(Beginning of Task inputs)

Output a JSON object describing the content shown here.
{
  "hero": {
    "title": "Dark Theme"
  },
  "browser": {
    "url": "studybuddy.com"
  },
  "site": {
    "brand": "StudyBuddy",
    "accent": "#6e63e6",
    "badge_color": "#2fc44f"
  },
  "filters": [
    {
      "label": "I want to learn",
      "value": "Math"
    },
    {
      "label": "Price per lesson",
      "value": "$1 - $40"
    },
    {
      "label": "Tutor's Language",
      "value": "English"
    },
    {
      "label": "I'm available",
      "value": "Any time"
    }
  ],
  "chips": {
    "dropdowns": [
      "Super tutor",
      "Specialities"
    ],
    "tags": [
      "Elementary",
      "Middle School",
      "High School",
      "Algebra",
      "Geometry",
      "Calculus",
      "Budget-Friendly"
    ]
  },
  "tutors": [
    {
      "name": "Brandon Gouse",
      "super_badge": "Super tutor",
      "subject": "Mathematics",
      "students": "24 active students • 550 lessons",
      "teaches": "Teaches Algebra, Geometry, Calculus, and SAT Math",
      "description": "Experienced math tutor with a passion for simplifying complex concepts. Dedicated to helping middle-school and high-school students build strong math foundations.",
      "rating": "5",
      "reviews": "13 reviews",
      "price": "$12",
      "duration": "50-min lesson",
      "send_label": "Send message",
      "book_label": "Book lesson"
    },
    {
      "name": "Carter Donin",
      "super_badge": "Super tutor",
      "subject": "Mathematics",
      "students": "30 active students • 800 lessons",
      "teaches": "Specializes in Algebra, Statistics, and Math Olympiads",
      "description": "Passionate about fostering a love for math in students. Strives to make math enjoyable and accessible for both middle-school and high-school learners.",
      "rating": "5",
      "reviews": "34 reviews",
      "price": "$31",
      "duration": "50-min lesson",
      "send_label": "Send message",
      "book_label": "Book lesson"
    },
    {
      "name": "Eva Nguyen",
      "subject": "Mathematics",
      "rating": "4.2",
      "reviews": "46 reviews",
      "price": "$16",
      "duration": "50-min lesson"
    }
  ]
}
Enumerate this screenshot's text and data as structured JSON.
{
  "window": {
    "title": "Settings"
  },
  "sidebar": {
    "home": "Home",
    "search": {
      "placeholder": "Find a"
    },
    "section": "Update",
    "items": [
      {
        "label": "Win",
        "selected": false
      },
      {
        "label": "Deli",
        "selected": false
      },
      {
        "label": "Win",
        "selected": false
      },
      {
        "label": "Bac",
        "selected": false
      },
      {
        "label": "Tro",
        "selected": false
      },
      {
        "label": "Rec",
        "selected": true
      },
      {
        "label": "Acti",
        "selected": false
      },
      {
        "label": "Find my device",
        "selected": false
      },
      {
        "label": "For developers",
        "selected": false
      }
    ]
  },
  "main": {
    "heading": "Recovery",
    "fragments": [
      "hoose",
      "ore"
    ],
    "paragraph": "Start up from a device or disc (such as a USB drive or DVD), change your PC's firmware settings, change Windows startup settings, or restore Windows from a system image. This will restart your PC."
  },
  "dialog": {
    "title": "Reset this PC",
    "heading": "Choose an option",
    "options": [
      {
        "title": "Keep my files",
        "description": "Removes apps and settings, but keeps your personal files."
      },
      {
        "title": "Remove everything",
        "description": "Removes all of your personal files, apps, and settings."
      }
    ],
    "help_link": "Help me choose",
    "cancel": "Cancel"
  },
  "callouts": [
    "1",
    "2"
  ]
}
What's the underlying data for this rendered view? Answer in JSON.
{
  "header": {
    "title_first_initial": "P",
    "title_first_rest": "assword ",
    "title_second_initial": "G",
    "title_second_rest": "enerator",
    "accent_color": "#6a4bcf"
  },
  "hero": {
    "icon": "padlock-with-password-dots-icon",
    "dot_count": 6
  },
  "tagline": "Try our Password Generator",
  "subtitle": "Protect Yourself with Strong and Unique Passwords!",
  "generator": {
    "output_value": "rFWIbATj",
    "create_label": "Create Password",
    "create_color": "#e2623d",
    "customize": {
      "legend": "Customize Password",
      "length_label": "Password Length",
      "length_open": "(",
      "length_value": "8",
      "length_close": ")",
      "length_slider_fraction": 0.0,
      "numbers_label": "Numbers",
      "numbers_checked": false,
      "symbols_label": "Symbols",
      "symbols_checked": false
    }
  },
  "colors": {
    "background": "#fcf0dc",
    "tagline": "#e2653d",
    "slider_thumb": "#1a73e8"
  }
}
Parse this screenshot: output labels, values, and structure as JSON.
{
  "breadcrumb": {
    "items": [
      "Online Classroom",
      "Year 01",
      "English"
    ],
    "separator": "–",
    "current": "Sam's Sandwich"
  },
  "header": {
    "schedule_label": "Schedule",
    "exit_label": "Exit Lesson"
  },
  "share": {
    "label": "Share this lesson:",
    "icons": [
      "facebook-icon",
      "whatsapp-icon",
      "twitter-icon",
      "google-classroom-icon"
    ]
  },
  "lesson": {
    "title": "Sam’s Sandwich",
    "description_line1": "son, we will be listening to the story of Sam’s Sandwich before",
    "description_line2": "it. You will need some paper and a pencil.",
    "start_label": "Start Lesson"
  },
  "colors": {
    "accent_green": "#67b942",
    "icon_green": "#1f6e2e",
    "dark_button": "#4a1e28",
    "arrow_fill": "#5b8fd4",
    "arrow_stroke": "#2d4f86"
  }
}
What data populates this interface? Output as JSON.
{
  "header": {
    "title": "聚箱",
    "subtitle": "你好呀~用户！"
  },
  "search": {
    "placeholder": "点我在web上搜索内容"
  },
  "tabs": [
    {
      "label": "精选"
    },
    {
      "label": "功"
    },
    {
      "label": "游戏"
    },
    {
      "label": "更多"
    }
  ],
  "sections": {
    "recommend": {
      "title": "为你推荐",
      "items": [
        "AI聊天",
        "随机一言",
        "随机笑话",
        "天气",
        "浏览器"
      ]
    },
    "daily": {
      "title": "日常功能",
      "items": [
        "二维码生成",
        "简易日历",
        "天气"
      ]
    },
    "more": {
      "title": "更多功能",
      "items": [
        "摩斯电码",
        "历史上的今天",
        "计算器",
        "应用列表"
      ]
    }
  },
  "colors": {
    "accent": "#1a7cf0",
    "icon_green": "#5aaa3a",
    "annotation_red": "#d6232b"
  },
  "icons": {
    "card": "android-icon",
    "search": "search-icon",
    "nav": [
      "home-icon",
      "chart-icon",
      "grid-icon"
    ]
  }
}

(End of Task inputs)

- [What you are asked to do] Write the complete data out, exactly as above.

- [Exercise output]
Output a JSON object describing the content shown here.
{
  "hero": {
    "title": "Dark Theme"
  },
  "browser": {
    "url": "studybuddy.com"
  },
  "site": {
    "brand": "StudyBuddy",
    "accent": "#6e63e6",
    "badge_color": "#2fc44f"
  },
  "filters": [
    {
      "label": "I want to learn",
      "value": "Math"
    },
    {
      "label": "Price per lesson",
      "value": "$1 - $40"
    },
    {
      "label": "Tutor's Language",
      "value": "English"
    },
    {
      "label": "I'm available",
      "value": "Any time"
    }
  ],
  "chips": {
    "dropdowns": [
      "Super tutor",
      "Specialities"
    ],
    "tags": [
      "Elementary",
      "Middle School",
      "High School",
      "Algebra",
      "Geometry",
      "Calculus",
      "Budget-Friendly"
    ]
  },
  "tutors": [
    {
      "name": "Brandon Gouse",
      "super_badge": "Super tutor",
      "subject": "Mathematics",
      "students": "24 active students • 550 lessons",
      "teaches": "Teaches Algebra, Geometry, Calculus, and SAT Math",
      "description": "Experienced math tutor with a passion for simplifying complex concepts. Dedicated to helping middle-school and high-school students build strong math foundations.",
      "rating": "5",
      "reviews": "13 reviews",
      "price": "$12",
      "duration": "50-min lesson",
      "send_label": "Send message",
      "book_label": "Book lesson"
    },
    {
      "name": "Carter Donin",
      "super_badge": "Super tutor",
      "subject": "Mathematics",
      "students": "30 active students • 800 lessons",
      "teaches": "Specializes in Algebra, Statistics, and Math Olympiads",
      "description": "Passionate about fostering a love for math in students. Strives to make math enjoyable and accessible for both middle-school and high-school learners.",
      "rating": "5",
      "reviews": "34 reviews",
      "price": "$31",
      "duration": "50-min lesson",
      "send_label": "Send message",
      "book_label": "Book lesson"
    },
    {
      "name": "Eva Nguyen",
      "subject": "Mathematics",
      "rating": "4.2",
      "reviews": "46 reviews",
      "price": "$16",
      "duration": "50-min lesson"
    }
  ]
}
Enumerate this screenshot's text and data as structured JSON.
{
  "window": {
    "title": "Settings"
  },
  "sidebar": {
    "home": "Home",
    "search": {
      "placeholder": "Find a"
    },
    "section": "Update",
    "items": [
      {
        "label": "Win",
        "selected": false
      },
      {
        "label": "Deli",
        "selected": false
      },
      {
        "label": "Win",
        "selected": false
      },
      {
        "label": "Bac",
        "selected": false
      },
      {
        "label": "Tro",
        "selected": false
      },
      {
        "label": "Rec",
        "selected": true
      },
      {
        "label": "Acti",
        "selected": false
      },
      {
        "label": "Find my device",
        "selected": false
      },
      {
        "label": "For developers",
        "selected": false
      }
    ]
  },
  "main": {
    "heading": "Recovery",
    "fragments": [
      "hoose",
      "ore"
    ],
    "paragraph": "Start up from a device or disc (such as a USB drive or DVD), change your PC's firmware settings, change Windows startup settings, or restore Windows from a system image. This will restart your PC."
  },
  "dialog": {
    "title": "Reset this PC",
    "heading": "Choose an option",
    "options": [
      {
        "title": "Keep my files",
        "description": "Removes apps and settings, but keeps your personal files."
      },
      {
        "title": "Remove everything",
        "description": "Removes all of your personal files, apps, and settings."
      }
    ],
    "help_link": "Help me choose",
    "cancel": "Cancel"
  },
  "callouts": [
    "1",
    "2"
  ]
}
What's the underlying data for this rendered view? Answer in JSON.
{
  "header": {
    "title_first_initial": "P",
    "title_first_rest": "assword ",
    "title_second_initial": "G",
    "title_second_rest": "enerator",
    "accent_color": "#6a4bcf"
  },
  "hero": {
    "icon": "padlock-with-password-dots-icon",
    "dot_count": 6
  },
  "tagline": "Try our Password Generator",
  "subtitle": "Protect Yourself with Strong and Unique Passwords!",
  "generator": {
    "output_value": "rFWIbATj",
    "create_label": "Create Password",
    "create_color": "#e2623d",
    "customize": {
      "legend": "Customize Password",
      "length_label": "Password Length",
      "length_open": "(",
      "length_value": "8",
      "length_close": ")",
      "length_slider_fraction": 0.0,
      "numbers_label": "Numbers",
      "numbers_checked": false,
      "symbols_label": "Symbols",
      "symbols_checked": false
    }
  },
  "colors": {
    "background": "#fcf0dc",
    "tagline": "#e2653d",
    "slider_thumb": "#1a73e8"
  }
}
Parse this screenshot: output labels, values, and structure as JSON.
{
  "breadcrumb": {
    "items": [
      "Online Classroom",
      "Year 01",
      "English"
    ],
    "separator": "–",
    "current": "Sam's Sandwich"
  },
  "header": {
    "schedule_label": "Schedule",
    "exit_label": "Exit Lesson"
  },
  "share": {
    "label": "Share this lesson:",
    "icons": [
      "facebook-icon",
      "whatsapp-icon",
      "twitter-icon",
      "google-classroom-icon"
    ]
  },
  "lesson": {
    "title": "Sam’s Sandwich",
    "description_line1": "son, we will be listening to the story of Sam’s Sandwich before",
    "description_line2": "it. You will need some paper and a pencil.",
    "start_label": "Start Lesson"
  },
  "colors": {
    "accent_green": "#67b942",
    "icon_green": "#1f6e2e",
    "dark_button": "#4a1e28",
    "arrow_fill": "#5b8fd4",
    "arrow_stroke": "#2d4f86"
  }
}
What data populates this interface? Output as JSON.
{
  "header": {
    "title": "聚箱",
    "subtitle": "你好呀~用户！"
  },
  "search": {
    "placeholder": "点我在web上搜索内容"
  },
  "tabs": [
    {
      "label": "精选"
    },
    {
      "label": "功"
    },
    {
      "label": "游戏"
    },
    {
      "label": "更多"
    }
  ],
  "sections": {
    "recommend": {
      "title": "为你推荐",
      "items": [
        "AI聊天",
        "随机一言",
        "随机笑话",
        "天气",
        "浏览器"
      ]
    },
    "daily": {
      "title": "日常功能",
      "items": [
        "二维码生成",
        "简易日历",
        "天气"
      ]
    },
    "more": {
      "title": "更多功能",
      "items": [
        "摩斯电码",
        "历史上的今天",
        "计算器",
        "应用列表"
      ]
    }
  },
  "colors": {
    "accent": "#1a7cf0",
    "icon_green": "#5aaa3a",
    "annotation_red": "#d6232b"
  },
  "icons": {
    "card": "android-icon",
    "search": "search-icon",
    "nav": [
      "home-icon",
      "chart-icon",
      "grid-icon"
    ]
  }
}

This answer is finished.